Top of Data listing

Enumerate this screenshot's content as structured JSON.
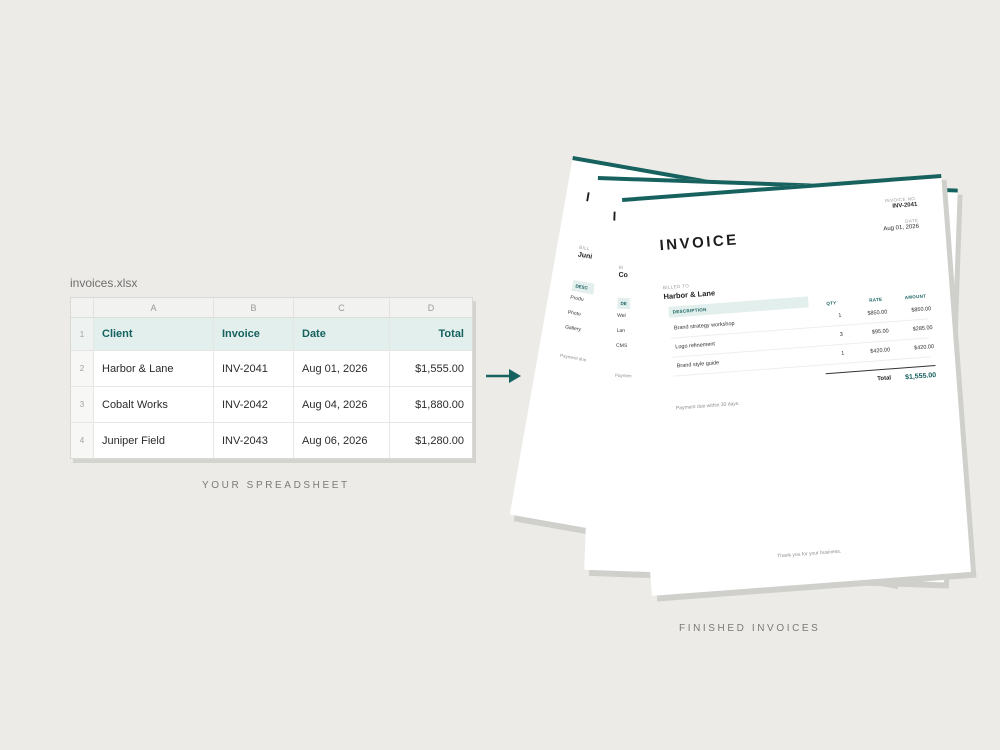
{
  "spreadsheet": {
    "file_name": "invoices.xlsx",
    "column_letters": [
      "A",
      "B",
      "C",
      "D"
    ],
    "row_numbers": [
      "1",
      "2",
      "3",
      "4"
    ],
    "header": [
      "Client",
      "Invoice",
      "Date",
      "Total"
    ],
    "rows": [
      [
        "Harbor & Lane",
        "INV-2041",
        "Aug 01, 2026",
        "$1,555.00"
      ],
      [
        "Cobalt Works",
        "INV-2042",
        "Aug 04, 2026",
        "$1,880.00"
      ],
      [
        "Juniper Field",
        "INV-2043",
        "Aug 06, 2026",
        "$1,280.00"
      ]
    ],
    "caption": "YOUR SPREADSHEET"
  },
  "invoices": {
    "caption": "FINISHED INVOICES",
    "accent_color": "#17615e",
    "front": {
      "title": "INVOICE",
      "invoice_no_label": "INVOICE NO.",
      "invoice_no": "INV-2041",
      "date_label": "DATE",
      "date": "Aug 01, 2026",
      "billed_to_label": "BILLED TO",
      "billed_to": "Harbor & Lane",
      "columns": [
        "DESCRIPTION",
        "QTY",
        "RATE",
        "AMOUNT"
      ],
      "items": [
        {
          "description": "Brand strategy workshop",
          "qty": "1",
          "rate": "$850.00",
          "amount": "$850.00"
        },
        {
          "description": "Logo refinement",
          "qty": "3",
          "rate": "$95.00",
          "amount": "$285.00"
        },
        {
          "description": "Brand style guide",
          "qty": "1",
          "rate": "$420.00",
          "amount": "$420.00"
        }
      ],
      "total_label": "Total",
      "total": "$1,555.00",
      "payment_note": "Payment due within 30 days.",
      "thanks": "Thank you for your business."
    },
    "back_middle": {
      "title": "I",
      "billed_to_label": "BI",
      "billed_to": "Co",
      "desc_header": "DE",
      "items": [
        "Wel",
        "Lan",
        "CMS"
      ],
      "payment_note": "Paymen"
    },
    "back_rear": {
      "title": "I",
      "billed_to_label": "BILL",
      "billed_to": "Juni",
      "desc_header": "DESC",
      "items": [
        "Produ",
        "Photo",
        "Gallery"
      ],
      "payment_note": "Payment due"
    }
  }
}
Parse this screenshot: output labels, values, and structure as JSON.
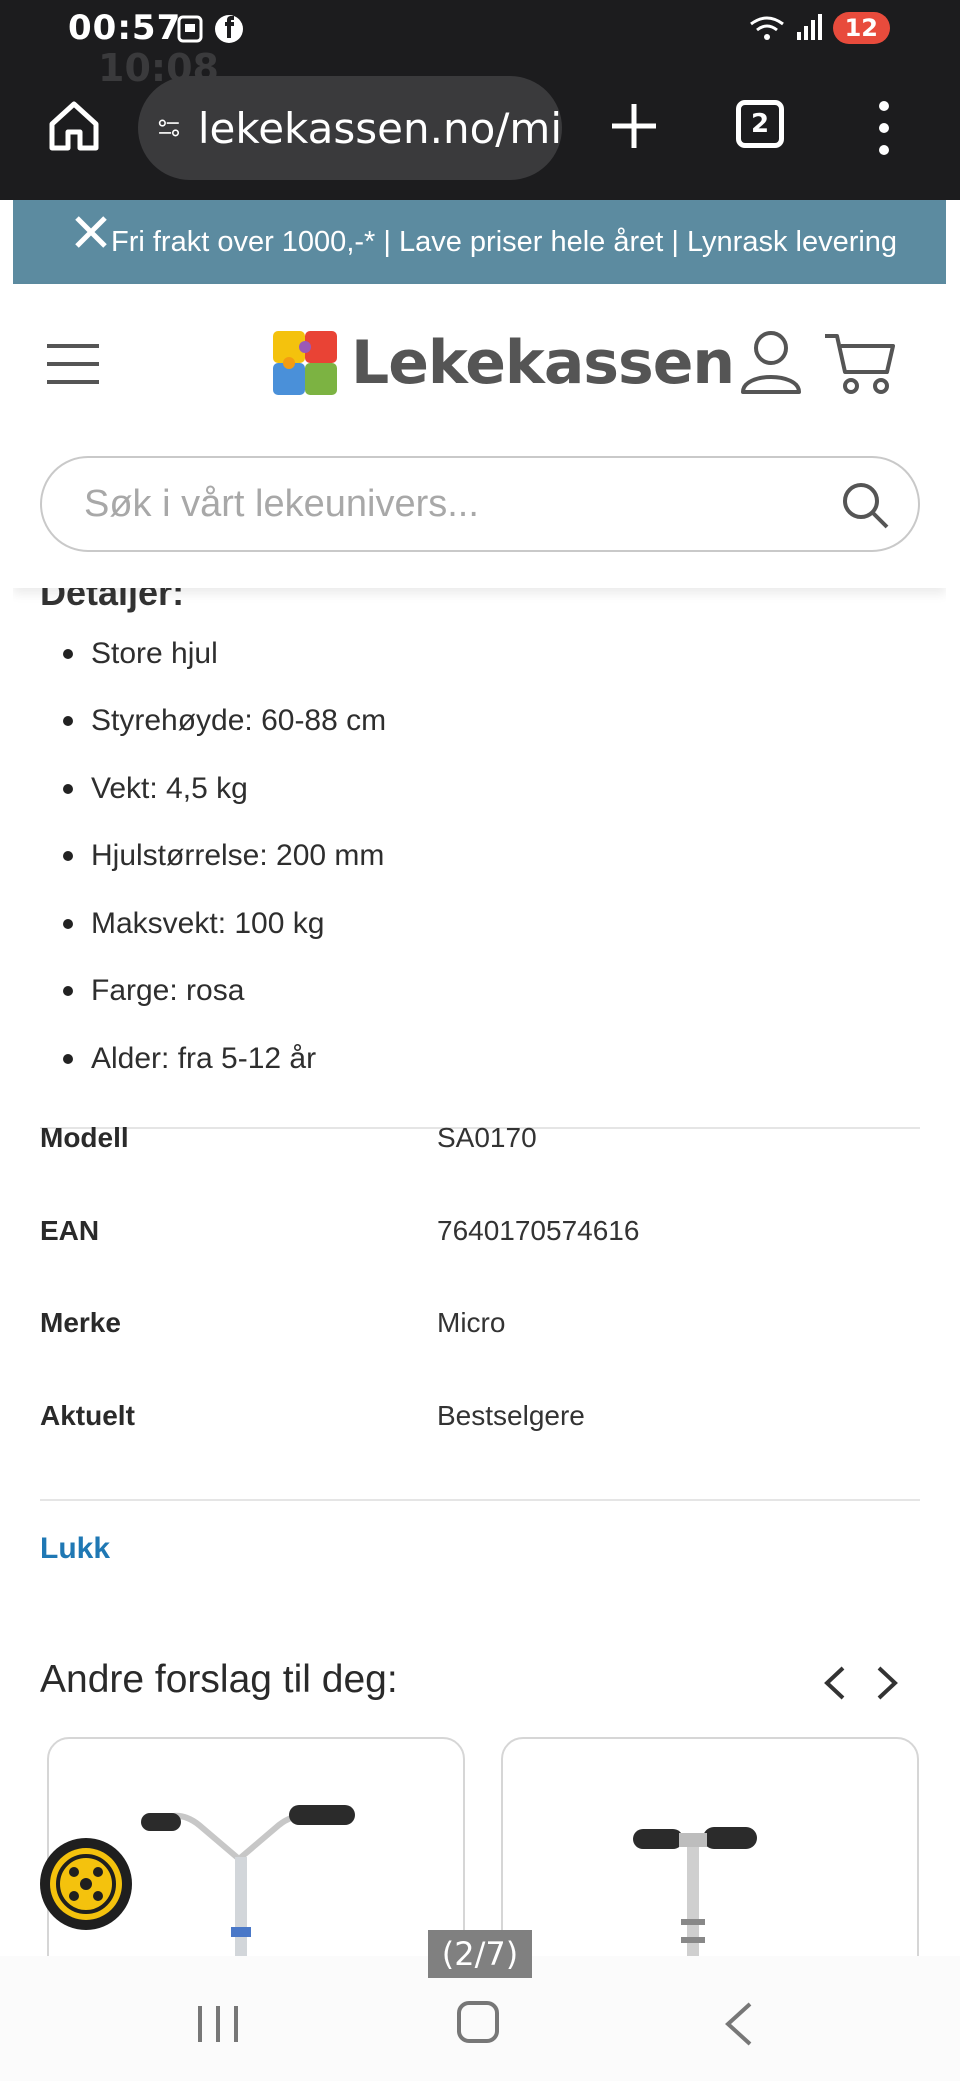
{
  "status_bar": {
    "time": "00:57",
    "ghost_time": "10:08",
    "battery": "12"
  },
  "browser": {
    "url": "lekekassen.no/mi",
    "tab_count": "2"
  },
  "promo_bar": {
    "text": "Fri frakt over 1000,-* | Lave priser hele året | Lynrask levering"
  },
  "header": {
    "logo_text": "Lekekassen",
    "search_placeholder": "Søk i vårt lekeunivers..."
  },
  "details": {
    "heading": "Detaljer:",
    "items": [
      "Store hjul",
      "Styrehøyde: 60-88 cm",
      "Vekt: 4,5 kg",
      "Hjulstørrelse: 200 mm",
      "Maksvekt: 100 kg",
      "Farge: rosa",
      "Alder: fra 5-12 år"
    ]
  },
  "specs": [
    {
      "label": "Modell",
      "value": "SA0170"
    },
    {
      "label": "EAN",
      "value": "7640170574616"
    },
    {
      "label": "Merke",
      "value": "Micro"
    },
    {
      "label": "Aktuelt",
      "value": "Bestselgere"
    }
  ],
  "close_link": "Lukk",
  "suggestions": {
    "title": "Andre forslag til deg:"
  },
  "image_counter": "(2/7)",
  "colors": {
    "promo_bg": "#5c8ba0",
    "link_blue": "#1f78b4",
    "fab_yellow": "#f4c20d"
  }
}
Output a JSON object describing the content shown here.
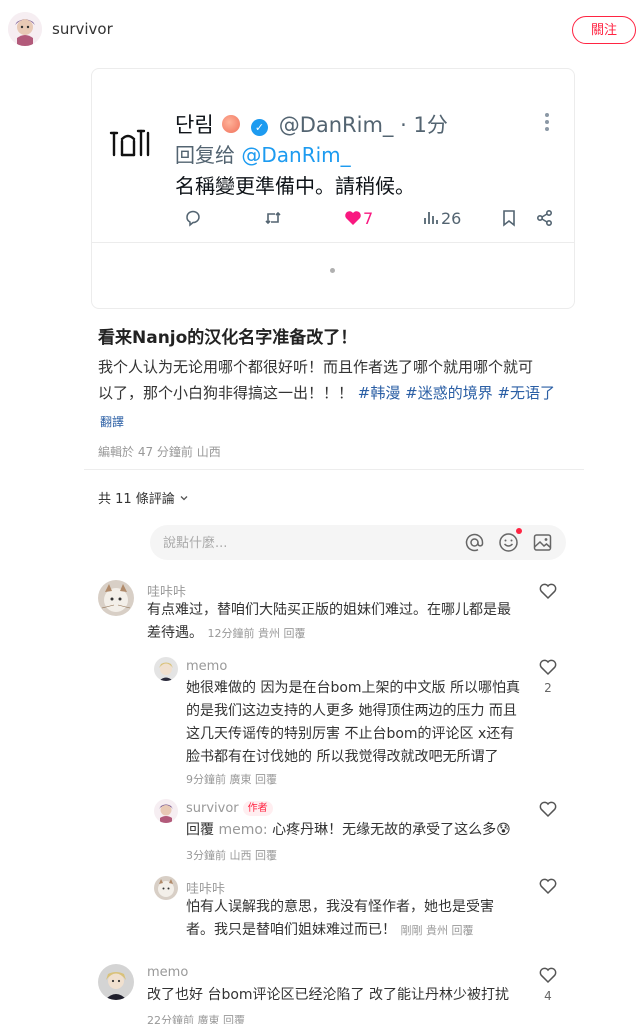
{
  "header": {
    "username": "survivor",
    "follow_label": "關注"
  },
  "tweet": {
    "display_name": "단림",
    "handle_time": "@DanRim_ · 1分",
    "reply_prefix": "回复给",
    "reply_mention": "@DanRim_",
    "text": "名稱變更準備中。請稍候。",
    "likes": "7",
    "views": "26"
  },
  "post": {
    "title": "看来Nanjo的汉化名字准备改了！",
    "body_line1": "我个人认为无论用哪个都很好听！而且作者选了哪个就用哪个就可",
    "body_line2": "以了，那个小白狗非得搞这一出！！！",
    "tags": "#韩漫 #迷惑的境界 #无语了",
    "translate_label": "翻譯",
    "meta": "編輯於 47 分鐘前 山西"
  },
  "comments_header": {
    "count_label": "共 11 條評論"
  },
  "input": {
    "placeholder": "說點什麼..."
  },
  "comments": [
    {
      "name": "哇咔咔",
      "text_line1": "有点难过，替咱们大陆买正版的姐妹们难过。在哪儿都是最",
      "text_line2": "差待遇。",
      "meta": "12分鐘前 貴州 回覆",
      "likes": ""
    },
    {
      "name": "memo",
      "text": "她很难做的 因为是在台bom上架的中文版 所以哪怕真的是我们这边支持的人更多 她得顶住两边的压力 而且这几天传谣传的特别厉害 不止台bom的评论区 x还有脸书都有在讨伐她的 所以我觉得改就改吧无所谓了",
      "meta": "9分鐘前 廣東 回覆",
      "likes": "2"
    },
    {
      "name": "survivor",
      "badge": "作者",
      "reply_prefix": "回覆",
      "reply_ref": "memo:",
      "text": "心疼丹琳！无缘无故的承受了这么多😰",
      "meta": "3分鐘前 山西 回覆",
      "likes": ""
    },
    {
      "name": "哇咔咔",
      "text_line1": "怕有人误解我的意思，我没有怪作者，她也是受害",
      "text_line2": "者。我只是替咱们姐妹难过而已！",
      "meta": "剛剛 貴州 回覆",
      "likes": ""
    },
    {
      "name": "memo",
      "text": "改了也好 台bom评论区已经沦陷了 改了能让丹林少被打扰",
      "meta": "22分鐘前 廣東 回覆",
      "likes": "4"
    }
  ],
  "colors": {
    "accent": "#ff2442",
    "link": "#2b5fa5",
    "twitter_blue": "#1d9bf0",
    "heart_pink": "#f91880"
  }
}
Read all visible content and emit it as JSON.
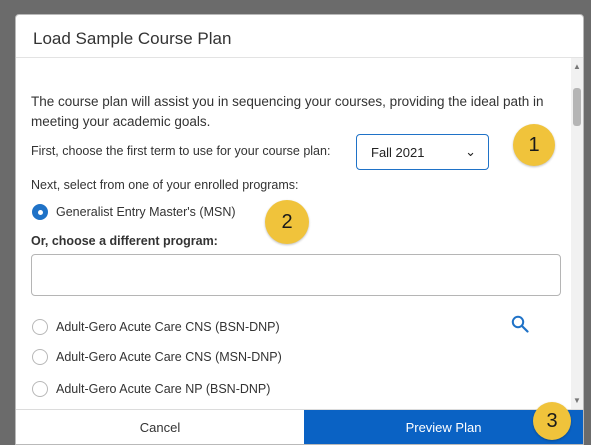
{
  "dialog": {
    "title": "Load Sample Course Plan",
    "intro_text": "The course plan will assist you in sequencing your courses, providing the ideal path in meeting your academic goals.",
    "term_prompt": "First, choose the first term to use for your course plan:",
    "term_select": {
      "value": "Fall 2021"
    },
    "enrolled_prompt": "Next, select from one of your enrolled programs:",
    "enrolled_program": {
      "label": "Generalist Entry Master's (MSN)",
      "selected": true
    },
    "different_prompt": "Or, choose a different program:",
    "program_input": {
      "value": "",
      "placeholder": ""
    },
    "programs": [
      {
        "label": "Adult-Gero Acute Care CNS (BSN-DNP)"
      },
      {
        "label": "Adult-Gero Acute Care CNS (MSN-DNP)"
      },
      {
        "label": "Adult-Gero Acute Care NP (BSN-DNP)"
      }
    ],
    "cancel_label": "Cancel",
    "preview_label": "Preview Plan"
  },
  "annotations": {
    "marker1": "1",
    "marker2": "2",
    "marker3": "3"
  },
  "colors": {
    "accent": "#0a62c4",
    "marker": "#f0c33b",
    "backdrop": "#6b6b6b"
  },
  "icons": [
    "search-icon",
    "chevron-down-icon",
    "scroll-up-icon",
    "scroll-down-icon"
  ]
}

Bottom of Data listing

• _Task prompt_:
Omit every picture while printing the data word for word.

• _Output_:
Enumerate this screenshot's content as structured JSON.
{
  "spreadsheet": {
    "file_name": "invoices.xlsx",
    "column_letters": [
      "A",
      "B",
      "C",
      "D"
    ],
    "row_numbers": [
      "1",
      "2",
      "3",
      "4"
    ],
    "header": [
      "Client",
      "Invoice",
      "Date",
      "Total"
    ],
    "rows": [
      [
        "Harbor & Lane",
        "INV-2041",
        "Aug 01, 2026",
        "$1,555.00"
      ],
      [
        "Cobalt Works",
        "INV-2042",
        "Aug 04, 2026",
        "$1,880.00"
      ],
      [
        "Juniper Field",
        "INV-2043",
        "Aug 06, 2026",
        "$1,280.00"
      ]
    ],
    "caption": "YOUR SPREADSHEET"
  },
  "invoices": {
    "caption": "FINISHED INVOICES",
    "accent_color": "#17615e",
    "front": {
      "title": "INVOICE",
      "invoice_no_label": "INVOICE NO.",
      "invoice_no": "INV-2041",
      "date_label": "DATE",
      "date": "Aug 01, 2026",
      "billed_to_label": "BILLED TO",
      "billed_to": "Harbor & Lane",
      "columns": [
        "DESCRIPTION",
        "QTY",
        "RATE",
        "AMOUNT"
      ],
      "items": [
        {
          "description": "Brand strategy workshop",
          "qty": "1",
          "rate": "$850.00",
          "amount": "$850.00"
        },
        {
          "description": "Logo refinement",
          "qty": "3",
          "rate": "$95.00",
          "amount": "$285.00"
        },
        {
          "description": "Brand style guide",
          "qty": "1",
          "rate": "$420.00",
          "amount": "$420.00"
        }
      ],
      "total_label": "Total",
      "total": "$1,555.00",
      "payment_note": "Payment due within 30 days.",
      "thanks": "Thank you for your business."
    },
    "back_middle": {
      "title": "I",
      "billed_to_label": "BI",
      "billed_to": "Co",
      "desc_header": "DE",
      "items": [
        "Wel",
        "Lan",
        "CMS"
      ],
      "payment_note": "Paymen"
    },
    "back_rear": {
      "title": "I",
      "billed_to_label": "BILL",
      "billed_to": "Juni",
      "desc_header": "DESC",
      "items": [
        "Produ",
        "Photo",
        "Gallery"
      ],
      "payment_note": "Payment due"
    }
  }
}
Parse this screenshot: output labels, values, and structure as JSON.
{
  "status_bar": {
    "time": "00:57",
    "ghost_time": "10:08",
    "battery": "12"
  },
  "browser": {
    "url": "lekekassen.no/mi",
    "tab_count": "2"
  },
  "promo_bar": {
    "text": "Fri frakt over 1000,-* | Lave priser hele året | Lynrask levering"
  },
  "header": {
    "logo_text": "Lekekassen",
    "search_placeholder": "Søk i vårt lekeunivers..."
  },
  "details": {
    "heading": "Detaljer:",
    "items": [
      "Store hjul",
      "Styrehøyde: 60-88 cm",
      "Vekt: 4,5 kg",
      "Hjulstørrelse: 200 mm",
      "Maksvekt: 100 kg",
      "Farge: rosa",
      "Alder: fra 5-12 år"
    ]
  },
  "specs": [
    {
      "label": "Modell",
      "value": "SA0170"
    },
    {
      "label": "EAN",
      "value": "7640170574616"
    },
    {
      "label": "Merke",
      "value": "Micro"
    },
    {
      "label": "Aktuelt",
      "value": "Bestselgere"
    }
  ],
  "close_link": "Lukk",
  "suggestions": {
    "title": "Andre forslag til deg:"
  },
  "image_counter": "(2/7)",
  "colors": {
    "promo_bg": "#5c8ba0",
    "link_blue": "#1f78b4",
    "fab_yellow": "#f4c20d"
  }
}
Output a JSON object describing the content shown here.
{
  "header": {
    "username": "survivor",
    "follow_label": "關注"
  },
  "tweet": {
    "display_name": "단림",
    "handle_time": "@DanRim_ · 1分",
    "reply_prefix": "回复给",
    "reply_mention": "@DanRim_",
    "text": "名稱變更準備中。請稍候。",
    "likes": "7",
    "views": "26"
  },
  "post": {
    "title": "看来Nanjo的汉化名字准备改了！",
    "body_line1": "我个人认为无论用哪个都很好听！而且作者选了哪个就用哪个就可",
    "body_line2": "以了，那个小白狗非得搞这一出！！！",
    "tags": "#韩漫 #迷惑的境界 #无语了",
    "translate_label": "翻譯",
    "meta": "編輯於 47 分鐘前 山西"
  },
  "comments_header": {
    "count_label": "共 11 條評論"
  },
  "input": {
    "placeholder": "說點什麼..."
  },
  "comments": [
    {
      "name": "哇咔咔",
      "text_line1": "有点难过，替咱们大陆买正版的姐妹们难过。在哪儿都是最",
      "text_line2": "差待遇。",
      "meta": "12分鐘前 貴州 回覆",
      "likes": ""
    },
    {
      "name": "memo",
      "text": "她很难做的 因为是在台bom上架的中文版 所以哪怕真的是我们这边支持的人更多 她得顶住两边的压力 而且这几天传谣传的特别厉害 不止台bom的评论区 x还有脸书都有在讨伐她的 所以我觉得改就改吧无所谓了",
      "meta": "9分鐘前 廣東 回覆",
      "likes": "2"
    },
    {
      "name": "survivor",
      "badge": "作者",
      "reply_prefix": "回覆",
      "reply_ref": "memo:",
      "text": "心疼丹琳！无缘无故的承受了这么多😰",
      "meta": "3分鐘前 山西 回覆",
      "likes": ""
    },
    {
      "name": "哇咔咔",
      "text_line1": "怕有人误解我的意思，我没有怪作者，她也是受害",
      "text_line2": "者。我只是替咱们姐妹难过而已！",
      "meta": "剛剛 貴州 回覆",
      "likes": ""
    },
    {
      "name": "memo",
      "text": "改了也好 台bom评论区已经沦陷了 改了能让丹林少被打扰",
      "meta": "22分鐘前 廣東 回覆",
      "likes": "4"
    }
  ],
  "colors": {
    "accent": "#ff2442",
    "link": "#2b5fa5",
    "twitter_blue": "#1d9bf0",
    "heart_pink": "#f91880"
  }
}
Read all visible content and emit it as JSON.
{
  "dialog": {
    "title": "Load Sample Course Plan",
    "intro_text": "The course plan will assist you in sequencing your courses, providing the ideal path in meeting your academic goals.",
    "term_prompt": "First, choose the first term to use for your course plan:",
    "term_select": {
      "value": "Fall 2021"
    },
    "enrolled_prompt": "Next, select from one of your enrolled programs:",
    "enrolled_program": {
      "label": "Generalist Entry Master's (MSN)",
      "selected": true
    },
    "different_prompt": "Or, choose a different program:",
    "program_input": {
      "value": "",
      "placeholder": ""
    },
    "programs": [
      {
        "label": "Adult-Gero Acute Care CNS (BSN-DNP)"
      },
      {
        "label": "Adult-Gero Acute Care CNS (MSN-DNP)"
      },
      {
        "label": "Adult-Gero Acute Care NP (BSN-DNP)"
      }
    ],
    "cancel_label": "Cancel",
    "preview_label": "Preview Plan"
  },
  "annotations": {
    "marker1": "1",
    "marker2": "2",
    "marker3": "3"
  },
  "colors": {
    "accent": "#0a62c4",
    "marker": "#f0c33b",
    "backdrop": "#6b6b6b"
  },
  "icons": [
    "search-icon",
    "chevron-down-icon",
    "scroll-up-icon",
    "scroll-down-icon"
  ]
}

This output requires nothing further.